Now, Yancy may say, “Whites, whether witting or unwitting of their privileges, their practices continually oppress non-whites.” Doesn’t this beg the question? I mean, if persons of any religion, culture and ethnicity are all equals in America, that is, officially, and all have, roughly, equal access to those institutions, then doesn’t make all users of these practices, witting, or not, equally as racist as “those whites” as Yancy calls “racist”? Granted. Institutions, for example, may in practice, as opposed to officially, discriminate here and there, but I am in doubt that at least most Americans, most of the time, do indeed participate in oppressive practices. How many of you have gone to Walmart?
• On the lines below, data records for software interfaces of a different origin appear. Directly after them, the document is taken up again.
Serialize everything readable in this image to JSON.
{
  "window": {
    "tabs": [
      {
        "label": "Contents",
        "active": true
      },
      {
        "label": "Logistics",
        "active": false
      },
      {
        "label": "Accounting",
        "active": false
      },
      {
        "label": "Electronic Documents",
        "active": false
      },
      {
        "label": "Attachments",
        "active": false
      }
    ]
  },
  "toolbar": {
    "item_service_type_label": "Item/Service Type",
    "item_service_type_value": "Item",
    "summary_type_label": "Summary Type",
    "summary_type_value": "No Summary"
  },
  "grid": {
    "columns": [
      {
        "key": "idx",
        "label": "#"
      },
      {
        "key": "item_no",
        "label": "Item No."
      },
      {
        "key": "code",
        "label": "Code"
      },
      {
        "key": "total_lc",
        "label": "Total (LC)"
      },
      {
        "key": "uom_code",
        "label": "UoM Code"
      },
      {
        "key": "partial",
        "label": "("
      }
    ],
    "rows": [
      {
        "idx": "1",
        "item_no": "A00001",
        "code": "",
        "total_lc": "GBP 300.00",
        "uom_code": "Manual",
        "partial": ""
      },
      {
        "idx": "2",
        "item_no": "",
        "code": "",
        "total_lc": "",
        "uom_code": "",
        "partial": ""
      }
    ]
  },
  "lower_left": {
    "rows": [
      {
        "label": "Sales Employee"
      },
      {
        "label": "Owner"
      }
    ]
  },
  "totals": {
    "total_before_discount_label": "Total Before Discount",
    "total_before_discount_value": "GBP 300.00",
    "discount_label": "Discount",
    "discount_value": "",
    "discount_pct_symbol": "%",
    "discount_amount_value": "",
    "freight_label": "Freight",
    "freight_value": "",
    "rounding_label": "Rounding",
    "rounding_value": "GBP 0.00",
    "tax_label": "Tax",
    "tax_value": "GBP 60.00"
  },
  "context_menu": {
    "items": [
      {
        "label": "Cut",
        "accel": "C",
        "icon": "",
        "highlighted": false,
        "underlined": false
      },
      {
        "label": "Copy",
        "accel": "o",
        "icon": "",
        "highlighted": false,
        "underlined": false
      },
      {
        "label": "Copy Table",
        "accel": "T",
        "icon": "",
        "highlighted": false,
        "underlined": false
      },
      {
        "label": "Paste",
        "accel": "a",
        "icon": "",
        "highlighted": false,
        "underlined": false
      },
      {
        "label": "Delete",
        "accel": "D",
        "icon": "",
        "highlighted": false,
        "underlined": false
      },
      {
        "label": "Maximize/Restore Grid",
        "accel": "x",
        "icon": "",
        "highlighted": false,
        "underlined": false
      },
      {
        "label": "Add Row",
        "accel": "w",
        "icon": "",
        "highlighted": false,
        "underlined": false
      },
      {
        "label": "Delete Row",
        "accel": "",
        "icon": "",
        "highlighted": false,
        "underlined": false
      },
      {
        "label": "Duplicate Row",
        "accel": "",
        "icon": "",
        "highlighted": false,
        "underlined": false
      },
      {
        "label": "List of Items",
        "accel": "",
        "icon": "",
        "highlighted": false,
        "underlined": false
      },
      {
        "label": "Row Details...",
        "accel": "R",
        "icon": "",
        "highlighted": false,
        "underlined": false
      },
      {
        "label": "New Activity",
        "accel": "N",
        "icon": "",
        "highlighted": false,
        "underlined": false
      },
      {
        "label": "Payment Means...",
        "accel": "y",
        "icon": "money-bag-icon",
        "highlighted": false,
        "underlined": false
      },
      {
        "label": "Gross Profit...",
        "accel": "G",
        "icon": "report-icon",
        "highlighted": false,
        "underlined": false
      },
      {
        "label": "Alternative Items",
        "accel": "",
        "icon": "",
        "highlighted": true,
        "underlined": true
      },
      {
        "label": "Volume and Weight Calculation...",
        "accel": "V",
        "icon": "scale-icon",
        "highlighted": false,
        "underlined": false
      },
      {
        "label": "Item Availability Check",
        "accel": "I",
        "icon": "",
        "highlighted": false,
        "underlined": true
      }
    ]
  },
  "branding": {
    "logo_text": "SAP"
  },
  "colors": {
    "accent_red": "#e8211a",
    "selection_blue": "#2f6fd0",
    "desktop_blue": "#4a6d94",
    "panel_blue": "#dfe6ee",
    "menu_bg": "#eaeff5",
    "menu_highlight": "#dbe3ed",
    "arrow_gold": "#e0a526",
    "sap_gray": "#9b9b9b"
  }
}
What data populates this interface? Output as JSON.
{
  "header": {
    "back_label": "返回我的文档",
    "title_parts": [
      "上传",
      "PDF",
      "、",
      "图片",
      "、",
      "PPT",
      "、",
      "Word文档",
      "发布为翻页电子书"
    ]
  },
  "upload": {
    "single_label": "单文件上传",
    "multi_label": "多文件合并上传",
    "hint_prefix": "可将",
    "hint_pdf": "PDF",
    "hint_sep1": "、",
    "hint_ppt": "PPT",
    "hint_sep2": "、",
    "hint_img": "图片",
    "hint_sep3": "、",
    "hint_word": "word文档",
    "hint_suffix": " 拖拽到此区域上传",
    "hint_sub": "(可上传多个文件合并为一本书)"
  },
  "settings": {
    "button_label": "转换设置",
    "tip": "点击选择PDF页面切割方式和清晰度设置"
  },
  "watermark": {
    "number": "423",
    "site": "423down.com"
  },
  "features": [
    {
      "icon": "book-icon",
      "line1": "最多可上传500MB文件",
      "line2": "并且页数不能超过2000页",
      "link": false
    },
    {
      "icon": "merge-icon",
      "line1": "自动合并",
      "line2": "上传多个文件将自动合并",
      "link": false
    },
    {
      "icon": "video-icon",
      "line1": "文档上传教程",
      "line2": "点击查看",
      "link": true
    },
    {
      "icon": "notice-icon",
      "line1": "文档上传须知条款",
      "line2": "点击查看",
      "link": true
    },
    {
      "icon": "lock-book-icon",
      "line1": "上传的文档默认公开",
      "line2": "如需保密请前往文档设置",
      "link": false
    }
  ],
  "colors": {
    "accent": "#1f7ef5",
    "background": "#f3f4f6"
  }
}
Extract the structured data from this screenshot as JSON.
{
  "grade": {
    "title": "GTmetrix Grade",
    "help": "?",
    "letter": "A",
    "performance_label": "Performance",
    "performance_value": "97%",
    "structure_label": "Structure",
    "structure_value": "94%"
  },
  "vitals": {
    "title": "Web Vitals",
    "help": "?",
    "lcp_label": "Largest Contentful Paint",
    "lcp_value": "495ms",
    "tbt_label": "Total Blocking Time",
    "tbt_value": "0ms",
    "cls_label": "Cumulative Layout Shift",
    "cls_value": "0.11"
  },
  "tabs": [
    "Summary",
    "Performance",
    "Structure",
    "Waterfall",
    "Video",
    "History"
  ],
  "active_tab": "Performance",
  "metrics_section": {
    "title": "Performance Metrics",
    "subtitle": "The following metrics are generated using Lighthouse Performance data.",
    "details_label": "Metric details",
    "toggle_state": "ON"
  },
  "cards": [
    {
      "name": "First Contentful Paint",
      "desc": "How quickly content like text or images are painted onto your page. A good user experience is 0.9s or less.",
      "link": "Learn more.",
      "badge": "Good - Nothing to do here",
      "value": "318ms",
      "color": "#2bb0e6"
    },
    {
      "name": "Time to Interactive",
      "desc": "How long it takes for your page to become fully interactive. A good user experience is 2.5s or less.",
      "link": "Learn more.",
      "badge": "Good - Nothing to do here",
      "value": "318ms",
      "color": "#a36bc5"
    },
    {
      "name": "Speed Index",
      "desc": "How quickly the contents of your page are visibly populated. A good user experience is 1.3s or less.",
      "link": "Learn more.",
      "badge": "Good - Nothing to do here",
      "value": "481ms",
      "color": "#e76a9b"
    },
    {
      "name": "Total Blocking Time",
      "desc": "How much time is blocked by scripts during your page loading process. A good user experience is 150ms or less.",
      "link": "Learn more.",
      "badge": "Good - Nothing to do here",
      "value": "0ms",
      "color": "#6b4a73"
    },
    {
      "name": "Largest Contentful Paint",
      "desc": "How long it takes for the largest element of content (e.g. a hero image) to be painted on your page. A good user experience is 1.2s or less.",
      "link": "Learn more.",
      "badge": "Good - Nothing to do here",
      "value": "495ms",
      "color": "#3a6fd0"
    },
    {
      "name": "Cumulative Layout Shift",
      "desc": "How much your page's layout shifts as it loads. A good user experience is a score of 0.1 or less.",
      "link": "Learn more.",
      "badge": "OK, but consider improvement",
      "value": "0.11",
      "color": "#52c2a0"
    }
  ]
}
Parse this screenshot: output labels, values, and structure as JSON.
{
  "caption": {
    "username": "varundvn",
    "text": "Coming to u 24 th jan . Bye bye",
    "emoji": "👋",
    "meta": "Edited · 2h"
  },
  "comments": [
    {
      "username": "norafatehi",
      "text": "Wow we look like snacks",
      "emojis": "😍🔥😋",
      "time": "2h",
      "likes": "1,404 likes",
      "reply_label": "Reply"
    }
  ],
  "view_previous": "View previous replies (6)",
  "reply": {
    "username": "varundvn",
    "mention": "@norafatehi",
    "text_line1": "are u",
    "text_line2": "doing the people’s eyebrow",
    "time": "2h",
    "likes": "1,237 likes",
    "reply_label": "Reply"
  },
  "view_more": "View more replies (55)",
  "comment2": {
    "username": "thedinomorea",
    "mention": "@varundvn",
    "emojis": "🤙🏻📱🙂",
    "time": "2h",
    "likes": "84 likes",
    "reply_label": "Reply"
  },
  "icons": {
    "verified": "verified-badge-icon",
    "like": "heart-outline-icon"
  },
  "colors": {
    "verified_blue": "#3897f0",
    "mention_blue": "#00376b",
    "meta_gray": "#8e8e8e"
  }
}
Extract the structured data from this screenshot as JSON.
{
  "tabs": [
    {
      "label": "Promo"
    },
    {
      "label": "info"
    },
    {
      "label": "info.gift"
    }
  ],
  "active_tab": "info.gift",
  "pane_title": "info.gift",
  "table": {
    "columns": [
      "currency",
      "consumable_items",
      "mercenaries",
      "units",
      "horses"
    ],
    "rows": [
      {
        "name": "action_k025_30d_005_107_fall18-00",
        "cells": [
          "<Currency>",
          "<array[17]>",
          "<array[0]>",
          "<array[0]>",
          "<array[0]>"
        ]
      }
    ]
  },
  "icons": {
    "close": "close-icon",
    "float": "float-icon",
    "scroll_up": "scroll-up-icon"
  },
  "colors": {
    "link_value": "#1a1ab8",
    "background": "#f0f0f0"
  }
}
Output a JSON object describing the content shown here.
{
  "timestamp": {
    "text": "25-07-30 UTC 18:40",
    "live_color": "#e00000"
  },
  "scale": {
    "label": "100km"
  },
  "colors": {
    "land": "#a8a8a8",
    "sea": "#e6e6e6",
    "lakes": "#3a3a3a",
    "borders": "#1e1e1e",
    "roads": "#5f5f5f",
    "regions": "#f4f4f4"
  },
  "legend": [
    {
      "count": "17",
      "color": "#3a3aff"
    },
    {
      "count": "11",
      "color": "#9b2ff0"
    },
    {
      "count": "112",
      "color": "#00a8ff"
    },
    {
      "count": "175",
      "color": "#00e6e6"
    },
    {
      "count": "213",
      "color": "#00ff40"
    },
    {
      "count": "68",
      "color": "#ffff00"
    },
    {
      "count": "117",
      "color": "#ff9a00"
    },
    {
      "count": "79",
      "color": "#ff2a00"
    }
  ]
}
Purchased an iPhone? Purchased Nike shoes, or shirts made from Bangladesh? Many of these products within these companies, or brands, were indeed made by children for pennies. Besides, whenever a company or an institution is called out for its racism, it gets destroyed by the media, the legal courts–everywhere.

So, maybe Yancy might want to take up whatever disrupts his mood in a more thoughtful and considerate manner, so that people will be more sympathetic to his concerns. You can’t simply single out a population and call them racist, without yourself being a racist. Even if their ancestors were largely racist and bigoted, they haven’t inherited this behaviour; likewise, the stolen North American land that a good portion of us were born on, doesn’t make us thieves, even as we still call our property “our property” when it is not.

Yes, most of you will bitterly disagree with me, but then again, who cares about what I have to say? Leave the sheltered campus life and walk outside in the “real world.” There’s a society around you, with people who have feelings, and some people react more strongly than others, whereas academians are trained to handle rather dry and abrupt argumentative statements. Maybe Yancy should learn how to reintegrate with the public? I doubt there’s even a normative, ethical answer to whether the threats towards Yancy were unjustified. Think about it, each and every one of us have things which, if insulted, would drive us to the point of madness. Does Yancy lack social sensitivity? I think that would be the more pertinent question.Report